4. Bake at 375F for 30-35 minutes. If top begins to get too brown, cover with aluminum foil.


Cheesy Cauliflower “Bread”

IMG_3127My dad loves this stuff. My mom said you’d never guess it was actually cauliflower beneath the deliciousness. Believe me, don’t be scared off by the weird concept. This recipe is delectable.

IMG_3105Most people are suspicious of cauliflower, and for good reason. It has a weird smell and tastes kind of like clean feet. However, in this recipe, the cauliflower is completely transformed. Not only is the stereotypical creepiness of the cauliflower absent, it tastes like something you’d find at a deep-fat-fryer-obsessed Italian restaurant. Not healthy at all. (Don’t be fooled; it is actually very healthy.)

IMG_3129IMG_3130It involves a process called “ricing,” in which you process the cauliflower in a food processor until it resembles rice in size. Then microwave it (without adding water) for about five minutes. I think this is the step in which all the magic happens and the cauliflower-ness apparates out.

This really does resemble bread – without the empty carbs. It is great for those health conscious eaters out there, but good enough even for people whose first concern is taste. It’s got taste in the bag.

Cheesy Cauliflower “Bread”


1/2 head cauliflower

1 clove garlic

italian seasoning

1 tbsp ground flax

1/4 cup oatmeal

1/4 cup parmesan

1 egg

Cheddar or other favorite cheese for topping


1. Preheat oven to 425F. Rice the cauliflower by processing in food processor until it resembles rice in size. Put in a microwave safe bowl and microwave for 5 minutes.

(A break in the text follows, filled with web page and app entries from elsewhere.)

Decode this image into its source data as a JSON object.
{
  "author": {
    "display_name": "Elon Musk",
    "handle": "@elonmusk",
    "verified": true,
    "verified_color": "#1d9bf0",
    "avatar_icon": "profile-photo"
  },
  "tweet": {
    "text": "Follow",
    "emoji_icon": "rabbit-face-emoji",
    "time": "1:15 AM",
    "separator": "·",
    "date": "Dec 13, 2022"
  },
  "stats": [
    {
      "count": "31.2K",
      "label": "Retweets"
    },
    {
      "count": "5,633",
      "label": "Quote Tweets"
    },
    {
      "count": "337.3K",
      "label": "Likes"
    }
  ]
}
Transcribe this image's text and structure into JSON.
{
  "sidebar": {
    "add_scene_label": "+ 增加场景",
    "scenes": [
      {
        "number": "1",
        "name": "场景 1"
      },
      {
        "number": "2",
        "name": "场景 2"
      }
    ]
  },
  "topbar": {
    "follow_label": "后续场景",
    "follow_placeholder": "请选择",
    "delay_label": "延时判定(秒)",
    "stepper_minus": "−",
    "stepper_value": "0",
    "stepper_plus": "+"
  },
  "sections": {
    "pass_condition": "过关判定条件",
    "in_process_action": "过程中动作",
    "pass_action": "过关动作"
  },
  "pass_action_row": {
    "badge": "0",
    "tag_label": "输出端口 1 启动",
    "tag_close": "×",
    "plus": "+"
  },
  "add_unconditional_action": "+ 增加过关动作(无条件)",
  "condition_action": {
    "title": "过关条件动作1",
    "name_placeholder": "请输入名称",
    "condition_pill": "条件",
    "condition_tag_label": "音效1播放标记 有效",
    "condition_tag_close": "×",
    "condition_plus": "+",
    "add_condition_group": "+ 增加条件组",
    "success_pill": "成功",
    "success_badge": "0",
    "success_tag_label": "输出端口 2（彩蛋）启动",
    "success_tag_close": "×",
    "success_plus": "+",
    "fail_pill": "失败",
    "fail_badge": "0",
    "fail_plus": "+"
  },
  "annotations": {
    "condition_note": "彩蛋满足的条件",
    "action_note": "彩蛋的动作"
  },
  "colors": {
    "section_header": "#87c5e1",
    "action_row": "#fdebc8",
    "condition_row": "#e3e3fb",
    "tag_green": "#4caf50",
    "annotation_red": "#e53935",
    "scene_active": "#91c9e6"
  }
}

2. While cauliflower is cooking, chop garlic and place in a bowl with seasoning, parmesan, flax, and oatmeal. When cauliflower is done, add to garlic mixture immediately and stir until well combined. Let mixture cool before adding the egg. Add egg and mix well.

3. Line a baking sheet with parchment paper. Place mixture on parchment paper and press down in a circular shape. Press it well (should be thin and resemble pizza crust).

4. Place in 425F oven and cook until golden brown (about 20 minutes). Remove from oven and top with cheddar or other favorite cheese. Return to oven (this time on broil) and cook until the cheese bubbles.

5. Serve with soup, steak, or marina sauce. Eat it for breakfast or dessert. LOVE IT.